- [Data records for software interfaces]

_ _ _ _

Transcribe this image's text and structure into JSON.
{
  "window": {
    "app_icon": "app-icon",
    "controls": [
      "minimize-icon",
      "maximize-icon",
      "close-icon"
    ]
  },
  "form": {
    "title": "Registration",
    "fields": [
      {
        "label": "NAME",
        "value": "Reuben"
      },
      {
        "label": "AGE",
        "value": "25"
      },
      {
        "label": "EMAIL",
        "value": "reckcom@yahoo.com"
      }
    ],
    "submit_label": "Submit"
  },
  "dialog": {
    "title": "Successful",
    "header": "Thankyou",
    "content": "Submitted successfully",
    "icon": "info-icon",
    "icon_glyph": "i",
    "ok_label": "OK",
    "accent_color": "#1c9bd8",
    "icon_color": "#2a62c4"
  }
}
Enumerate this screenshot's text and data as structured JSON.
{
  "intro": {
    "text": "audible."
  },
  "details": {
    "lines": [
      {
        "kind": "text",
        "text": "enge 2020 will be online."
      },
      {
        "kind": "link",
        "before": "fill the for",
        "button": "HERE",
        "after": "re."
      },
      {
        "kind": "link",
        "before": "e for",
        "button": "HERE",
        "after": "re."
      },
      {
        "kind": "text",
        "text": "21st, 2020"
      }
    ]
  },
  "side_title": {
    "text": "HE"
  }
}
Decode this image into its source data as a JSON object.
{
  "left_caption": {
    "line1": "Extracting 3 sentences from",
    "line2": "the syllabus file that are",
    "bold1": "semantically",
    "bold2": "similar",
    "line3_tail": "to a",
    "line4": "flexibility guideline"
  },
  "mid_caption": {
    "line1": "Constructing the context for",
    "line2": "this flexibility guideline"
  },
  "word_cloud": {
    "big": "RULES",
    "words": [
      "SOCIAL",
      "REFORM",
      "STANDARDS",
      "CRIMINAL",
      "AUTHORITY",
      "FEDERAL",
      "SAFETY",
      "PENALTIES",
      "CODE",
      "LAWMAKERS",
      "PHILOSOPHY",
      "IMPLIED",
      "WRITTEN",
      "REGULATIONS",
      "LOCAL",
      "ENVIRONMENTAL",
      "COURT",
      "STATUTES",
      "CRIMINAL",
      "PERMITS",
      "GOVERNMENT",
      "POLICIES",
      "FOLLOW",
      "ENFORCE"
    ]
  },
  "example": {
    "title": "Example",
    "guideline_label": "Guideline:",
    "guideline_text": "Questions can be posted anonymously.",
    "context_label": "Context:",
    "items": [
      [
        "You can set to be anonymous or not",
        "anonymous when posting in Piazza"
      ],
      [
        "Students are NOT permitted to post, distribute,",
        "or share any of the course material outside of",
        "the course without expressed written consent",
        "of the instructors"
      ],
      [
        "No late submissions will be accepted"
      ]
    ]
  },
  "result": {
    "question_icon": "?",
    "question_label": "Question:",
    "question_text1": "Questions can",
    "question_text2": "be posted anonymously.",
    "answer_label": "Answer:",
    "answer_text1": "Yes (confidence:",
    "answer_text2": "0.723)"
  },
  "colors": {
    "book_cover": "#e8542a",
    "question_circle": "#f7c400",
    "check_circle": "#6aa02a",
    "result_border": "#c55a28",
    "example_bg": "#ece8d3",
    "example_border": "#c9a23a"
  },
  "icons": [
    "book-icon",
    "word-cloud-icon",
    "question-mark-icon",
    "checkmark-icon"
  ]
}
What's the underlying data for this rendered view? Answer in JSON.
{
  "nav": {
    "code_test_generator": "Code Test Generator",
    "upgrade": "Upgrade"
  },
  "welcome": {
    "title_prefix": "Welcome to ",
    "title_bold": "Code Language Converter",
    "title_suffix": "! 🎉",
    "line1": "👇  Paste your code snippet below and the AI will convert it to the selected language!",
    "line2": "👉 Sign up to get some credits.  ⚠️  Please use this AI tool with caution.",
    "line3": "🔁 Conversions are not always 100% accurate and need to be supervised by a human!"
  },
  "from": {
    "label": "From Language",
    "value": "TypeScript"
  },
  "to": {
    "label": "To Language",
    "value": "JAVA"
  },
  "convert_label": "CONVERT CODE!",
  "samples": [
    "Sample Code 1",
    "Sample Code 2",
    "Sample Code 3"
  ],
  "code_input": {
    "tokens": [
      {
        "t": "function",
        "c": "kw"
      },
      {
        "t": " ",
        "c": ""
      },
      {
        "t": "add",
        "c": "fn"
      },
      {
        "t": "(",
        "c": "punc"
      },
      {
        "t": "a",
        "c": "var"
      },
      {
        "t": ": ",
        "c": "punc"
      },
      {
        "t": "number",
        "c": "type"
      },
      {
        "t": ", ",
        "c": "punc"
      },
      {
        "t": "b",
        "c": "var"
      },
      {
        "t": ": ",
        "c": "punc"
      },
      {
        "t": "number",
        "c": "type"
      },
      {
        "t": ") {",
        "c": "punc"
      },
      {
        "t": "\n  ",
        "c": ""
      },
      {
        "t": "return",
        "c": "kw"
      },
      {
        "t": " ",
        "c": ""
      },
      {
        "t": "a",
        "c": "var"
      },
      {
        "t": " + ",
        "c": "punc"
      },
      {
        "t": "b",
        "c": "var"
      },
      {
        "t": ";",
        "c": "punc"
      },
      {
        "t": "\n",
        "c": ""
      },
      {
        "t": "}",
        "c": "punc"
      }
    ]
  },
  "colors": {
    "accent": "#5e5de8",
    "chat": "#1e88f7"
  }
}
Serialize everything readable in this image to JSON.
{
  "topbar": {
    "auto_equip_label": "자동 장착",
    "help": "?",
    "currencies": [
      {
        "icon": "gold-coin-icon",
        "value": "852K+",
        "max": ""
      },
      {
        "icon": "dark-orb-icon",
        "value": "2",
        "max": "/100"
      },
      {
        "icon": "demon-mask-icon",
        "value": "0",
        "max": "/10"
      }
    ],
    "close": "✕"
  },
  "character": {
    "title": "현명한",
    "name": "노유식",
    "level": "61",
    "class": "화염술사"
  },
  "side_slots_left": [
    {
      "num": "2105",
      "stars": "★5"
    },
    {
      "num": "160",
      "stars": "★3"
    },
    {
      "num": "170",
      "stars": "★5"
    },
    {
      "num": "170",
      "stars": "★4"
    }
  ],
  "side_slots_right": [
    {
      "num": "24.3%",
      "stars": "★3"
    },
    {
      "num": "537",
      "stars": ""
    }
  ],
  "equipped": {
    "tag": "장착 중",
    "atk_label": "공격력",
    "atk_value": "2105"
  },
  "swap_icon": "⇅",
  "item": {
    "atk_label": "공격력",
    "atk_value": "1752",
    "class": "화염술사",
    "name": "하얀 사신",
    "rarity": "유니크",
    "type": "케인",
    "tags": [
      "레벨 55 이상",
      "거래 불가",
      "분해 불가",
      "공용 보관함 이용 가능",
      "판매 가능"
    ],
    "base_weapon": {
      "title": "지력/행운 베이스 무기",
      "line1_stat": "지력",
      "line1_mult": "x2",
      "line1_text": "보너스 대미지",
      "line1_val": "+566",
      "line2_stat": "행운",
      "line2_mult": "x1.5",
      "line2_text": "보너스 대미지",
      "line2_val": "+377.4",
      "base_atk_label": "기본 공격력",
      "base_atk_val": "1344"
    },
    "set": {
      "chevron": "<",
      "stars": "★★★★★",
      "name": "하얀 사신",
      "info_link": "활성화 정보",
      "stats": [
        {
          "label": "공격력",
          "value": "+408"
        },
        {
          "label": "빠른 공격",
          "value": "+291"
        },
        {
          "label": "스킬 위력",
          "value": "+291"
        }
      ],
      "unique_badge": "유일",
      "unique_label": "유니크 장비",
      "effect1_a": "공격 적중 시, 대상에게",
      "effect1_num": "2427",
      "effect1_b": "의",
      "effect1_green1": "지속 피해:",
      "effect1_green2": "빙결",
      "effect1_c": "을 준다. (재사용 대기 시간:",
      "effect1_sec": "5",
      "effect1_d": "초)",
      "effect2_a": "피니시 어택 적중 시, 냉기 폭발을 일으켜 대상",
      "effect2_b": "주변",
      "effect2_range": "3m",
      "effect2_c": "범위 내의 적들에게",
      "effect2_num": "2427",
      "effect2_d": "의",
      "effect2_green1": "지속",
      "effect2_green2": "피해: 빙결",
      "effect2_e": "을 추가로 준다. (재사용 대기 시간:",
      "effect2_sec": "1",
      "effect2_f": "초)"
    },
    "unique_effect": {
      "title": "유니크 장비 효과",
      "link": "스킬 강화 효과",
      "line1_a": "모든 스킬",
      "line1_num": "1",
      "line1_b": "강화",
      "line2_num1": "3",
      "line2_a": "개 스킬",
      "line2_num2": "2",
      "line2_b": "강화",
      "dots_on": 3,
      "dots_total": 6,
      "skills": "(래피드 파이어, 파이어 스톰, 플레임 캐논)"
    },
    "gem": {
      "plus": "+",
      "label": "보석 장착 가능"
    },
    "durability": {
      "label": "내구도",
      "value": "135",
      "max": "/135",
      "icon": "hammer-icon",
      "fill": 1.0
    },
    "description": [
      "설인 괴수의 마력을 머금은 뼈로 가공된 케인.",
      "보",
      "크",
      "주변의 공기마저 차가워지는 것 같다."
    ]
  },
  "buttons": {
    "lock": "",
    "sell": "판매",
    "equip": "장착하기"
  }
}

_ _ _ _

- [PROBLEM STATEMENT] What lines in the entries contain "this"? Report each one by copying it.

- [YOUR RESPONSE]
Transcribe this image's text and structure into JSON.
Enumerate this screenshot's text and data as structured JSON.
Decode this image into its source data as a JSON object.
    "line2": "this flexibility guideline"
What's the underlying data for this rendered view? Answer in JSON.
    "line2": "👉 Sign up to get some credits.  ⚠️  Please use this AI tool with caution.",
Serialize everything readable in this image to JSON.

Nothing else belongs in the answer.